To a certain degree, I was dreading The Kingdom. The first reason was that I’ve never been a big fan of Peter Berg’s films. I haven’t liked his garbage movies like Very Bad Things, and I haven’t liked his critically-acclaimed films like Friday Night Lights.
I was also a big leery of seeing The Kingdom because I know how Hollywood can be with politics. Whether you consider yourself a hawk or a dove, I still get annoyed when Hollywood preaches at me. And The Kingdom is just the first film in a line of modern war movies from the ultra-leftist perspective of the industry.
However, when I did see The Kingdom, I was pleasantly surprised. It’s the first film Berg has done that I actually enjoyed, and I was pleased to see that he managed to keep finger-pointing partisan politics out of the mix… for the most part. (There are a couple message moments in the movie, but they’re mercifully short and staggered.)

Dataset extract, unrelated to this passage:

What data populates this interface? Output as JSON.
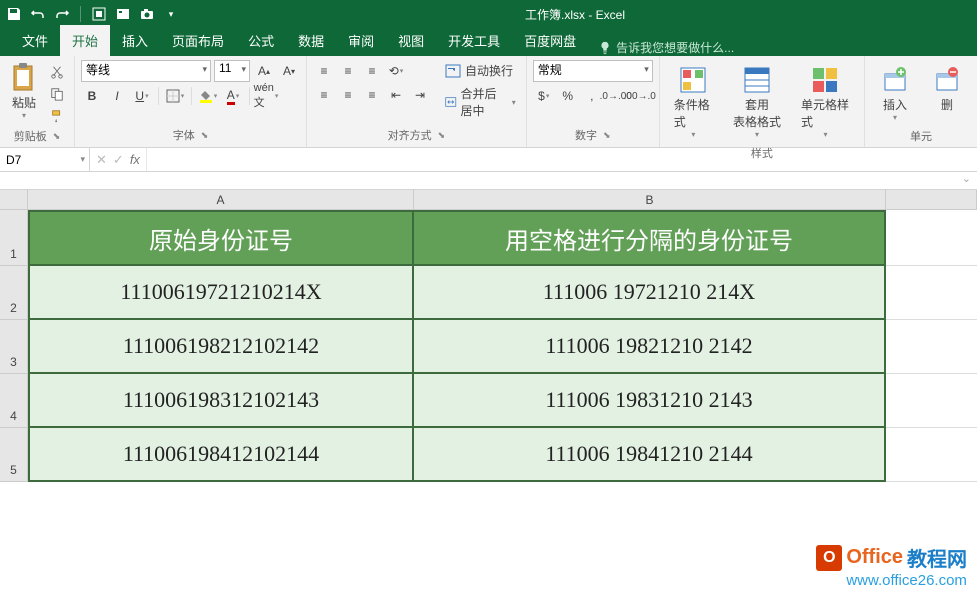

Instead of being an anti-war film, this movie uses the kingdom of Saudi Arabia as a backdrop for an international mystery. A terrorist group has attacked a community of American civilians working in Saudi Arabia. A crack team of FBI agents get clearance to travel to the crime scene to perform their own investigation.
The team, led by Jamie Foxx, must cooperate with the local police and adhere to local customs. Soon, they uncover a greater figure behind the terrorist attack.
The film opens with a somewhat heavy-handed history lesson told with MTV-style titles. While it seems a bit overbearing at first, it gives the audience a quick look at why things are the way they are in Saudi Arabia. This is important because not everyone knows the history of oil in the Middle East. With this information, it puts things into perspective how an unenlightened monarchy was thrust into geopolitics when their economy matured but not necessarily their political structure.
The acting in the film is pretty strong, but that’s to be expected with this cast. Jamie Foxx does a fine job, although he throws down the macho moments a little too frequently. This leads him to be upstaged by the always incredible Chris Cooper, who has a role that should have been bigger. Jason Bateman also shines as the snarky comic relief, even if this has been a path he’s gone down too often.
Ashraf Barhom, who plays the Saudi police officer assigned to help the FBI, is the break-out performance in the film. He carries the role against Oscar-winning actors, and at times even manages to steal the scene.
Jennifer Garner seems wasted at the beginning of the film, especially when her character broods too much about how she’s not treated well by the Saudis because she’s a woman. However, the time eventually comes for her to finally go all Sydney Bristow on one of the terrorists, and this is worth the price of admission alone.
There’s a little political posturing in the film, specifically when terrorists wiping out innocent civilians is implied to be an equal action to a soldier in combat having to shoot someone in order to protect himself. I found some of these moments to be pandering to the Hollywood left. I know it’s politically incorrect to say this, but I think there’s a big difference between murdering an innocent child and having to defend yourself against a teenager trying to shoot you.
Still, the political messages were kept to a minimum and not nearly as prevalent as I would expect. Overall, Berg did a fine job constructing a blend of action movie and geopolitical thriller.
The Upside: The action climax is one of the best you’ll see this year.
The Downside: There’s a cheesy message at the end.
On the Side: This film won’t change the fact that gas is still hovering around $3 a gallon.